I recently purchased a mirror-less camera and I wanted to try it out. Since the camera is smaller than DSLRs but have arguably the same image quality, I felt that it is the perfect camera to use whenever I go on trips.
Upon doing some research, such as reading various books and visiting websites like Fernloft, I settled on going to Malaysia. I decided on Malaysia because after doing some research, I found out that it is home to a rich mix of cultures (more subjects for my pictures) and is not considered to be an expensive country.
So I packed my camera and went to Kuala Lumpur (Malaysia’s capital). I had a short trip of 3 days and 2 nights, but it was enough for me to capture a lot of the sights in Malaysia.

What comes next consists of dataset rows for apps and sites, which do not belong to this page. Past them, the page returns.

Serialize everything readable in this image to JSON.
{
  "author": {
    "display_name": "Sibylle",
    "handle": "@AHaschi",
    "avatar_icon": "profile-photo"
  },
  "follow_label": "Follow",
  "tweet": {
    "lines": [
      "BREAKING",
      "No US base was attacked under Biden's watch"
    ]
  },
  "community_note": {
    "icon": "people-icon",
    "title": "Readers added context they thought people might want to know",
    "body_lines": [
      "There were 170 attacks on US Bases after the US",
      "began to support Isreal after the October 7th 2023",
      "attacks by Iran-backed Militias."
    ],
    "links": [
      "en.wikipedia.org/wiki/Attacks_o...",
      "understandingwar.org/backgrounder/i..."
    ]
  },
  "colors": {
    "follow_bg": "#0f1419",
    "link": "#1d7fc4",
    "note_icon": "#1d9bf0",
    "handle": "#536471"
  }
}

Here are some of the highlights of my photography inspired trip:
Check out the Architecture:
When people think of Kuala Lumpur, Malaysia as a tourist spot, they would most probably be keeping the Petronas towers in Mind. These towers were considered as the world’s tallest buildings from 1998 to 2004. According to Lonely Planet’s Discover Malaysia and Singapore travel guide, these towers signify the city’s meteoric rise from shanty town to space-age metropolis.
Aside from the towers, you should also visit Merdeka Square. Merdeka Square was the place where the country’s independence was declared. In Merdeka Square, you would be able to see a 100m-high flagpole that is supposed to be the world’s tallest. You can also see wide architecture variety such as the Sultan Abdul Samad Building with its Victorian, Moorish and Mogul inspired architecture and the Royal Selangor Club which is inspired by Tudor architecture.

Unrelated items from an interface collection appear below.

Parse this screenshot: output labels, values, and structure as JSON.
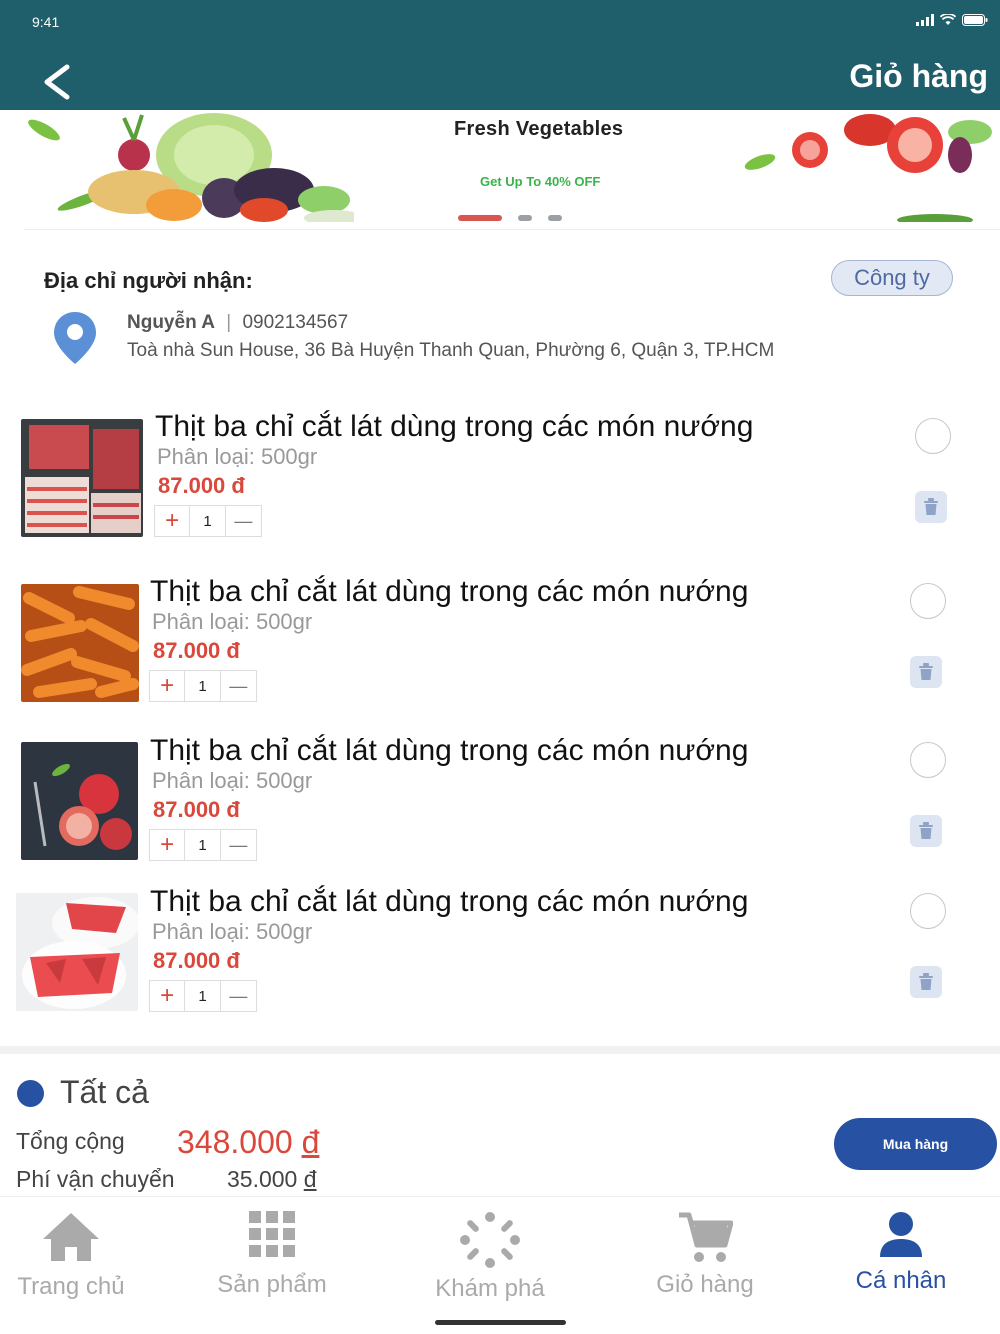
{
  "status_bar": {
    "time": "9:41"
  },
  "header": {
    "title": "Giỏ hàng"
  },
  "banner": {
    "title": "Fresh Vegetables",
    "subtitle": "Get Up To 40% OFF",
    "slide_count": 3,
    "active_slide": 1
  },
  "address": {
    "heading": "Địa chỉ người nhận:",
    "tag": "Công ty",
    "name": "Nguyễn A",
    "separator": "|",
    "phone": "0902134567",
    "detail": "Toà nhà Sun House, 36 Bà Huyện Thanh Quan, Phường 6, Quận 3, TP.HCM"
  },
  "cart": {
    "items": [
      {
        "title": "Thịt ba chỉ cắt lát dùng trong các món nướng",
        "variant": "Phân loại: 500gr",
        "price": "87.000 đ",
        "qty": "1",
        "plus": "+",
        "minus": "—",
        "image": "meat"
      },
      {
        "title": "Thịt ba chỉ cắt lát dùng trong các món nướng",
        "variant": "Phân loại: 500gr",
        "price": "87.000 đ",
        "qty": "1",
        "plus": "+",
        "minus": "—",
        "image": "carrots"
      },
      {
        "title": "Thịt ba chỉ cắt lát dùng trong các món nướng",
        "variant": "Phân loại: 500gr",
        "price": "87.000 đ",
        "qty": "1",
        "plus": "+",
        "minus": "—",
        "image": "pomegranate"
      },
      {
        "title": "Thịt ba chỉ cắt lát dùng trong các món nướng",
        "variant": "Phân loại: 500gr",
        "price": "87.000 đ",
        "qty": "1",
        "plus": "+",
        "minus": "—",
        "image": "watermelon"
      }
    ]
  },
  "summary": {
    "select_all": "Tất cả",
    "total_label": "Tổng cộng",
    "total_value": "348.000",
    "total_currency": "đ",
    "shipping_label": "Phí vận chuyển",
    "shipping_value": "35.000",
    "shipping_currency": "đ",
    "buy_button": "Mua hàng"
  },
  "tabbar": {
    "tabs": [
      {
        "label": "Trang chủ",
        "icon": "home-icon"
      },
      {
        "label": "Sản phẩm",
        "icon": "grid-icon"
      },
      {
        "label": "Khám phá",
        "icon": "explore-icon"
      },
      {
        "label": "Giỏ hàng",
        "icon": "cart-icon"
      },
      {
        "label": "Cá nhân",
        "icon": "person-icon"
      }
    ],
    "active": "Cá nhân"
  },
  "colors": {
    "header_bg": "#1f5f6b",
    "accent_blue": "#2751a3",
    "price_red": "#d9483b",
    "banner_green": "#3ab34a"
  }
}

Pay respects to religious landmarks:
The Lonely Planet’s Discover Malaysia and Singapore travel guide raves about Kuala Lumpur’s cultural diversity. Aside from the more commonly known ethnicities of Muslims and Chinese there are also Indian Migrants and British colonials who live in this country. This leads to me being able to see various types of places of worship in the area.
For starters, I decided to drop by Masjid Negara. It is a mosque near the edge of the Lake Gardens, and is supposed to be the main place of worship for the Malay Muslim population. You can also visit the Thean Hou Temple, where you can see various Taoist-Buddhist religious artifacts. If you want a Hindu inspired trip, then you can also visit the Sri Mahariamman temple, and be amazed by the colorful statues that honor Hindu gods. If looking for a richer experience, I suggest that you take some photographs at the Islamic Arts Museum Malaysia as it contains a great showcase of the origins of Islamic art.
Of course, you should always remember that these are places of worship and would have their own traditions and customs. It would be good to consult with locals or travel guides and sites such as Fernloft.com (http://www.fernloft.com/index.php/interesting-places-in-kuala-lumpur) to check their operating hours and see if it would be okay to enter and take images.
Shop and Shoot!
Malaysia is also known as a shopping haven. You can try to take pictures of the various malls that are strewn about the country. You can take pictures at the sprawling shopping complexes such as Pavillion KL or Suria KLCC. Both of these malls feature all in one shopping as you can go shop for clothes, books, and then eat at the stalls in their food courts.
Aside from the malls, the Lonely Planet suggests that you also get a taste of the night street markets in Chinatown and Little India. The street markets may not have the glitz and glamour of the malls but you would be able to get cheaper prices and be able to photograph the grittiness and organized chaos of haggling and trading.
Experience the street food:
Similar to other South East Asian countries, I find Malaysia to have a very satisfying experience when it comes to street food. You can go to Jalan Alor to get your fix. Jalan Alor is a long road in Kuala Lumpur with various types of Malaysian Street food. You can get durians, asam laksa and other known Malaysian dishes. You may want to take pictures of the crowd as well as the colorful dishes that are being prepared in the streets.
Aside from Jalan Alor, the various night markets in Chinatown and little India also come alive at night with various food items that would satisfy both your hunger and your need for good images!